  1. I loved the use of craisins. I must agree if you have good ingredients and dont burn it they all seem to taste good :)

  2. Your apple strudel bread was my favorite--it has character. Thanks for the reminder, I will have to make it again since it is apple season.

  3. I love my battery operated sifter and now I sift all my dry ingredients, however I have not sifted anything when making bread. Now I'm wondering if it would make a difference in my breads? Have you tried sifting the dry ingredients for your breads yet?

    Your apple bread may not have turned out pretty but I know it tasted good!

    The Sticky Buns look great and I love the idea of adding Cranberries!

  4. Yup, Carolyn, Craisins are great. I called Oceanspray and they said you can use them in any recipe calling for fresh. That's great because you can't find fresh or frozen most of the year.

    They said to use 3/4cup craisins for every cup of cranberries in a recipe!

  5. Guff, this is a FABULOUS recipe for apple season!

    Michelle, I was just thinking of you this morning, as I sifted ingredients into the whole wheat with olive oil dough! I think the dough looks much better.

    Here's what I did. I didn't sift all the flour. I weighed out my flour into the dough bucket. Put the sifter into the bucket and put flour in the sifter halfway full. Zeroed out the scale. Added the vital wheat gluten, salt, and yeast into the sifter, zeroed out after each addition. Filled up the sifter with more flour--to the top. Turned on the sifter, and it sifted out the mixture. Now I knew that the vital wheat gluten wouldn't get gummy. The salt didn't sift, but I sprinkled that around.

    When I looked at the sifted flour, it looked so much better that I tried sifting more of it!

    I had the liquid ingredients in the mixer (except 1 cup water), and added half the flour. When that was mixed, I added the rest of the dry (I think I used the sifter) and as much water as I needed. I only needed 3 1/4cup.

    Maybe it's my imagination or that I don't usually use my mixer. But I think it's a better mixed dough.

    It's rising slowly on purpose--I used cool water for a slower rise, better flavor.

    Would love for you to try your sifter with a bread recipe, and let me know your thoughts.


  6. Your breads look great. I've never seen a peeler like that, how cool.

  7. I'm going to have to try the apple strudel bread. Sounds wonderful! Your pear tarte looks very good!!! It was our favorite. I was very nervous turning my tarte over too. I put a sheet of foil under the plate. Great looking sweet rolls! I'll try it this way. My sticky buns dripped onto the bottom of the oven too. I'll have to remember to always put a foil covered sheet pan underneath baking sticky buns.

  8. Hi Elwood, I love that peeler! Got it years ago, made by Dazey. I am babying the blades, because you can't buy them any more. Thanks for the encouragement!
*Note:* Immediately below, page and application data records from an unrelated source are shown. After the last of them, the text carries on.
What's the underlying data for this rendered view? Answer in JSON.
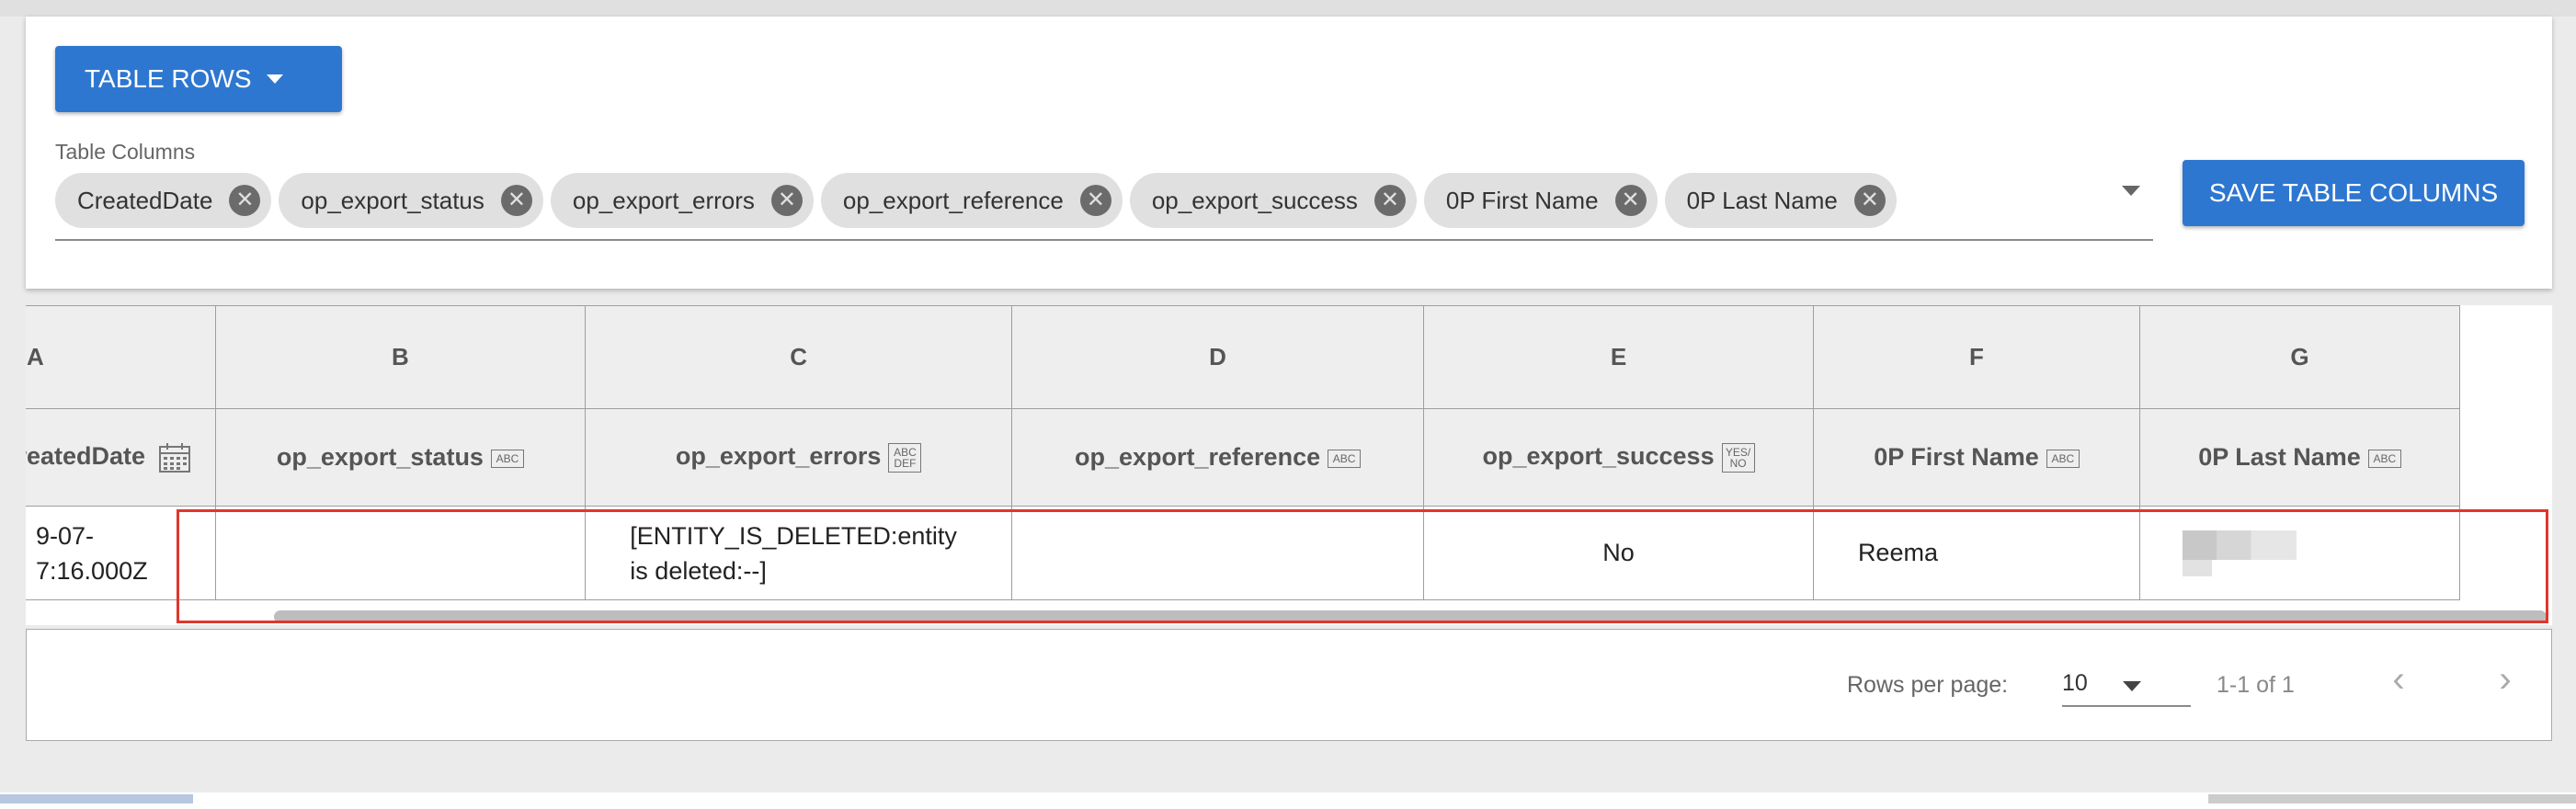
{
  "toolbar": {
    "table_rows_label": "TABLE ROWS",
    "save_columns_label": "SAVE TABLE COLUMNS"
  },
  "columns_field": {
    "label": "Table Columns",
    "chips": [
      "CreatedDate",
      "op_export_status",
      "op_export_errors",
      "op_export_reference",
      "op_export_success",
      "0P First Name",
      "0P Last Name"
    ]
  },
  "grid": {
    "letters": [
      "A",
      "B",
      "C",
      "D",
      "E",
      "F",
      "G"
    ],
    "headers": [
      {
        "name": "CreatedDate",
        "type": "date"
      },
      {
        "name": "op_export_status",
        "type": "ABC"
      },
      {
        "name": "op_export_errors",
        "type": "ABC DEF"
      },
      {
        "name": "op_export_reference",
        "type": "ABC"
      },
      {
        "name": "op_export_success",
        "type": "YES NO"
      },
      {
        "name": "0P First Name",
        "type": "ABC"
      },
      {
        "name": "0P Last Name",
        "type": "ABC"
      }
    ],
    "row": {
      "a_line1": "9-07-",
      "a_line2": "7:16.000Z",
      "b": "",
      "c_line1": "[ENTITY_IS_DELETED:entity",
      "c_line2": "is deleted:--]",
      "d": "",
      "e": "No",
      "f": "Reema",
      "g": ""
    }
  },
  "pagination": {
    "rows_per_page_label": "Rows per page:",
    "rows_per_page_value": "10",
    "range": "1-1 of 1"
  },
  "colors": {
    "primary": "#2e77d0",
    "highlight": "#e0362c"
  }
}
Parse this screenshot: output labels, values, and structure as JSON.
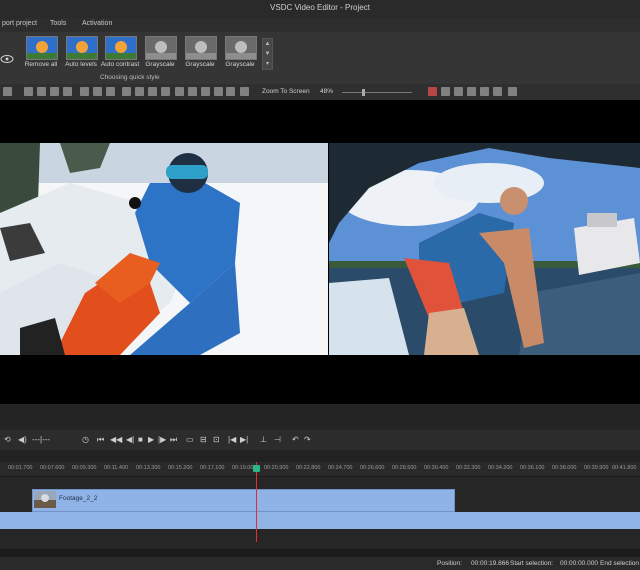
{
  "window": {
    "title": "VSDC Video Editor - Project"
  },
  "menu": {
    "items": [
      "port project",
      "Tools",
      "Activation"
    ]
  },
  "ribbon": {
    "quick_styles": [
      {
        "label": "Remove all",
        "tone": "color"
      },
      {
        "label": "Auto levels",
        "tone": "color"
      },
      {
        "label": "Auto contrast",
        "tone": "color"
      },
      {
        "label": "Grayscale",
        "tone": "gray"
      },
      {
        "label": "Grayscale",
        "tone": "gray"
      },
      {
        "label": "Grayscale",
        "tone": "gray"
      }
    ],
    "group_label": "Choosing quick style"
  },
  "toolbar": {
    "zoom_mode": "Zoom To Screen",
    "zoom_percent": "48%"
  },
  "timeline": {
    "ruler_ticks": [
      "00:01.700",
      "00:07.600",
      "00:09.300",
      "00:11.400",
      "00:13.300",
      "00:15.200",
      "00:17.100",
      "00:19.000",
      "00:20.900",
      "00:22.800",
      "00:24.700",
      "00:26.600",
      "00:28.500",
      "00:30.400",
      "00:32.300",
      "00:34.200",
      "00:36.100",
      "00:38.000",
      "00:39.900",
      "00:41.800"
    ],
    "clip_name": "Footage_2_2",
    "playhead_position": "00:00:19.866"
  },
  "status": {
    "position_label": "Position:",
    "position_value": "00:00:19.866",
    "start_label": "Start selection:",
    "start_value": "00:00:00.000",
    "end_label": "End selection"
  },
  "colors": {
    "clip": "#8fb3e6",
    "playhead": "#e03030",
    "playhead_marker": "#2ab58c"
  }
}
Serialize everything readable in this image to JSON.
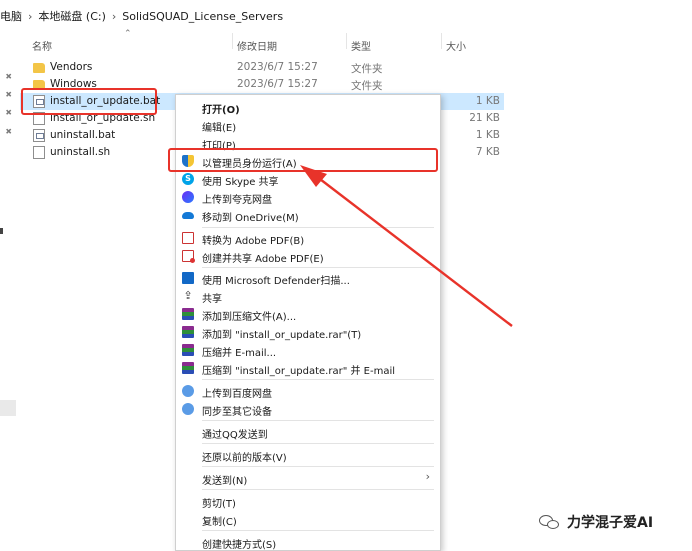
{
  "breadcrumb": {
    "items": [
      "电脑",
      "本地磁盘 (C:)",
      "SolidSQUAD_License_Servers"
    ],
    "separator": "›"
  },
  "columns": {
    "name": "名称",
    "modified": "修改日期",
    "type": "类型",
    "size": "大小"
  },
  "files": [
    {
      "name": "Vendors",
      "modified": "2023/6/7 15:27",
      "type": "文件夹",
      "size": "",
      "icon": "folder-icon"
    },
    {
      "name": "Windows",
      "modified": "2023/6/7 15:27",
      "type": "文件夹",
      "size": "",
      "icon": "folder-icon"
    },
    {
      "name": "install_or_update.bat",
      "modified": "",
      "type": "",
      "size": "1 KB",
      "icon": "bat-file-icon",
      "selected": true
    },
    {
      "name": "install_or_update.sh",
      "modified": "",
      "type": "",
      "size": "21 KB",
      "icon": "file-icon"
    },
    {
      "name": "uninstall.bat",
      "modified": "",
      "type": "",
      "size": "1 KB",
      "icon": "bat-file-icon"
    },
    {
      "name": "uninstall.sh",
      "modified": "",
      "type": "",
      "size": "7 KB",
      "icon": "file-icon"
    }
  ],
  "context_menu": {
    "items": [
      {
        "label": "打开(O)",
        "bold": true
      },
      {
        "label": "编辑(E)"
      },
      {
        "label": "打印(P)"
      },
      {
        "label": "以管理员身份运行(A)",
        "icon": "uac-shield-icon",
        "highlighted": true
      },
      {
        "label": "使用 Skype 共享",
        "icon": "skype-icon"
      },
      {
        "label": "上传到夸克网盘",
        "icon": "quark-icon"
      },
      {
        "label": "移动到 OneDrive(M)",
        "icon": "onedrive-icon"
      },
      {
        "label": "转换为 Adobe PDF(B)",
        "icon": "adobe-pdf-icon"
      },
      {
        "label": "创建并共享 Adobe PDF(E)",
        "icon": "adobe-pdf-share-icon"
      },
      {
        "label": "使用 Microsoft Defender扫描...",
        "icon": "defender-icon"
      },
      {
        "label": "共享",
        "icon": "share-icon"
      },
      {
        "label": "添加到压缩文件(A)...",
        "icon": "winrar-icon"
      },
      {
        "label": "添加到 \"install_or_update.rar\"(T)",
        "icon": "winrar-icon"
      },
      {
        "label": "压缩并 E-mail...",
        "icon": "winrar-icon"
      },
      {
        "label": "压缩到 \"install_or_update.rar\" 并 E-mail",
        "icon": "winrar-icon"
      },
      {
        "label": "上传到百度网盘",
        "icon": "baidu-cloud-icon"
      },
      {
        "label": "同步至其它设备",
        "icon": "baidu-sync-icon"
      },
      {
        "label": "通过QQ发送到"
      },
      {
        "label": "还原以前的版本(V)"
      },
      {
        "label": "发送到(N)",
        "submenu": true
      },
      {
        "label": "剪切(T)"
      },
      {
        "label": "复制(C)"
      },
      {
        "label": "创建快捷方式(S)"
      }
    ]
  },
  "watermark": {
    "text": "力学混子爱AI",
    "icon": "wechat-icon"
  },
  "colors": {
    "highlight": "#e8332a",
    "selection": "#cce8ff",
    "folder": "#f3c547"
  }
}
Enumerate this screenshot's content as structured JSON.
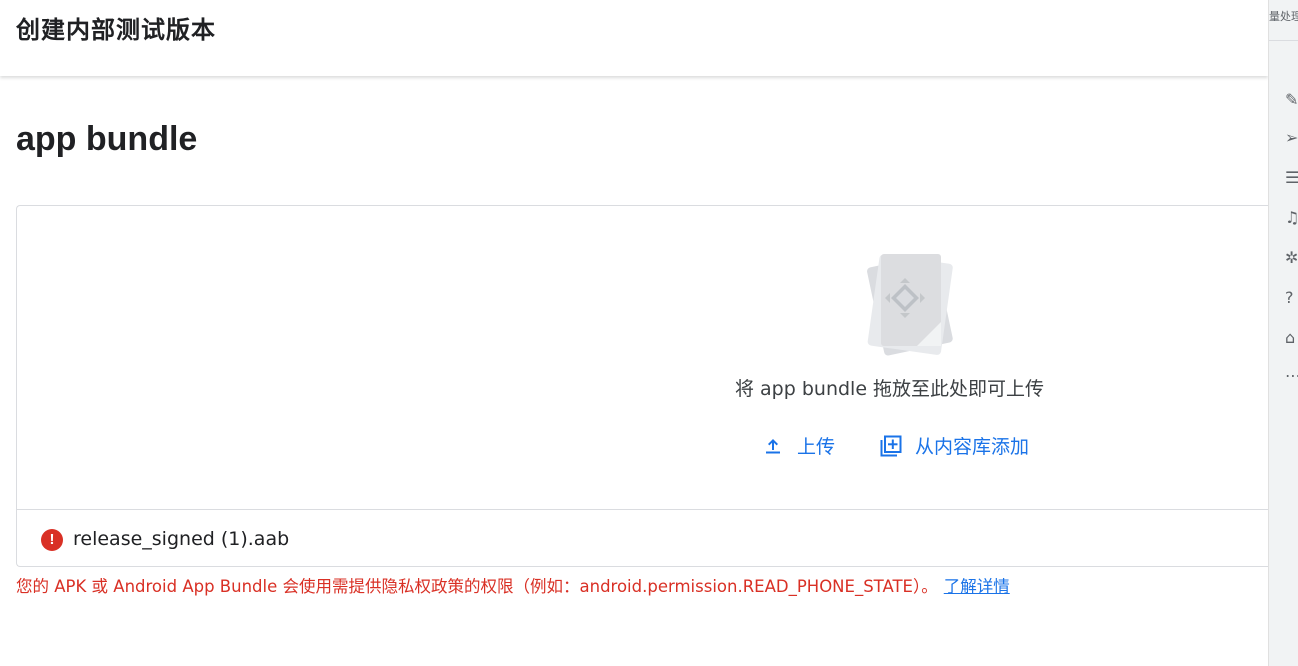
{
  "header": {
    "title": "创建内部测试版本"
  },
  "section": {
    "title": "app bundle"
  },
  "dropzone": {
    "drop_text": "将 app bundle 拖放至此处即可上传",
    "upload_label": "上传",
    "library_label": "从内容库添加"
  },
  "file": {
    "name": "release_signed (1).aab",
    "error_symbol": "!"
  },
  "error": {
    "message": "您的 APK 或 Android App Bundle 会使用需提供隐私权政策的权限（例如：android.permission.READ_PHONE_STATE）。",
    "link": "了解详情"
  },
  "right_rail": {
    "top_text": "量处理",
    "icons": [
      "edit-icon",
      "send-icon",
      "list-icon",
      "headset-icon",
      "bug-icon",
      "help-icon",
      "shirt-icon",
      "more-icon"
    ]
  },
  "footer": {
    "partial_text": ""
  },
  "colors": {
    "accent": "#1a73e8",
    "error": "#d93025",
    "text": "#202124"
  }
}
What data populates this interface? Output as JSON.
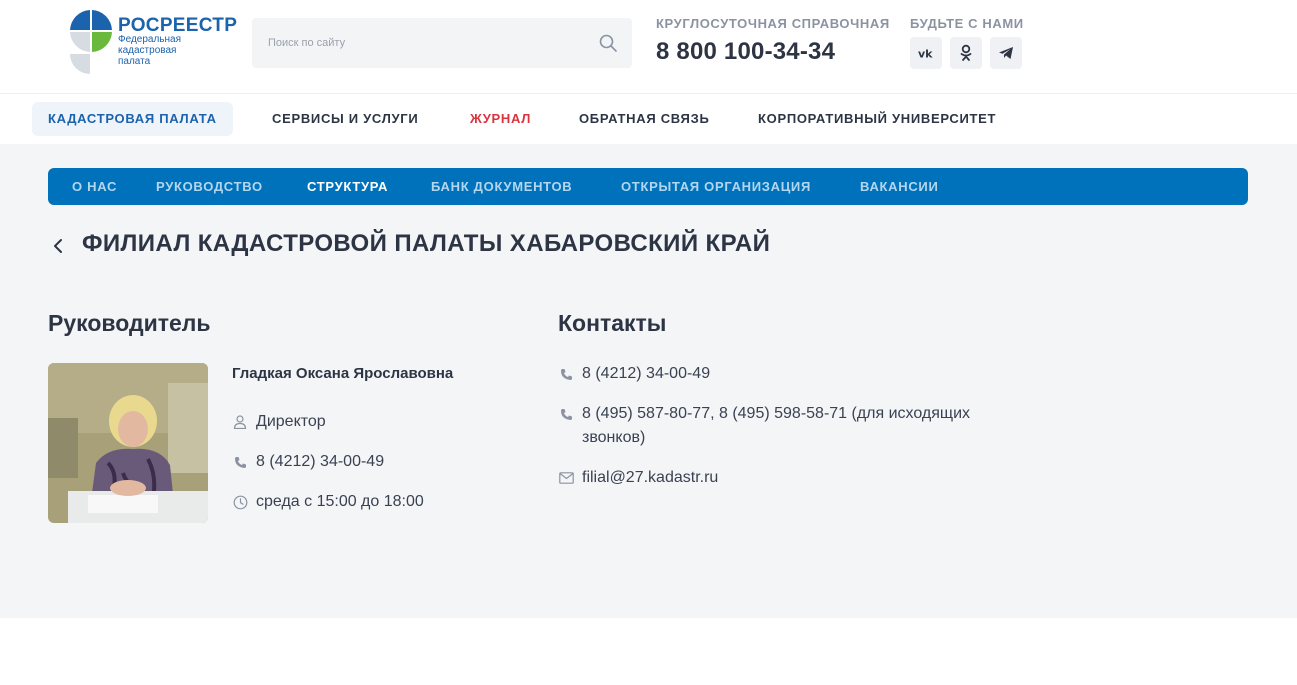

    Hi Tweety, I think the apple strudel bread was one of my favorites, but not everyone thought it reminded them of strudel. I just think it's a GREAT bread! Good idea, putting foil under your plate when you transferred the tarte.

    My hubby said, "no more sticky buns and gooey stuff dripping onto the oven floor!" A friend told me that gooey she felt our recipe is enough for 4 recipes of sticky buns. So you might try cutting it, like Guff did.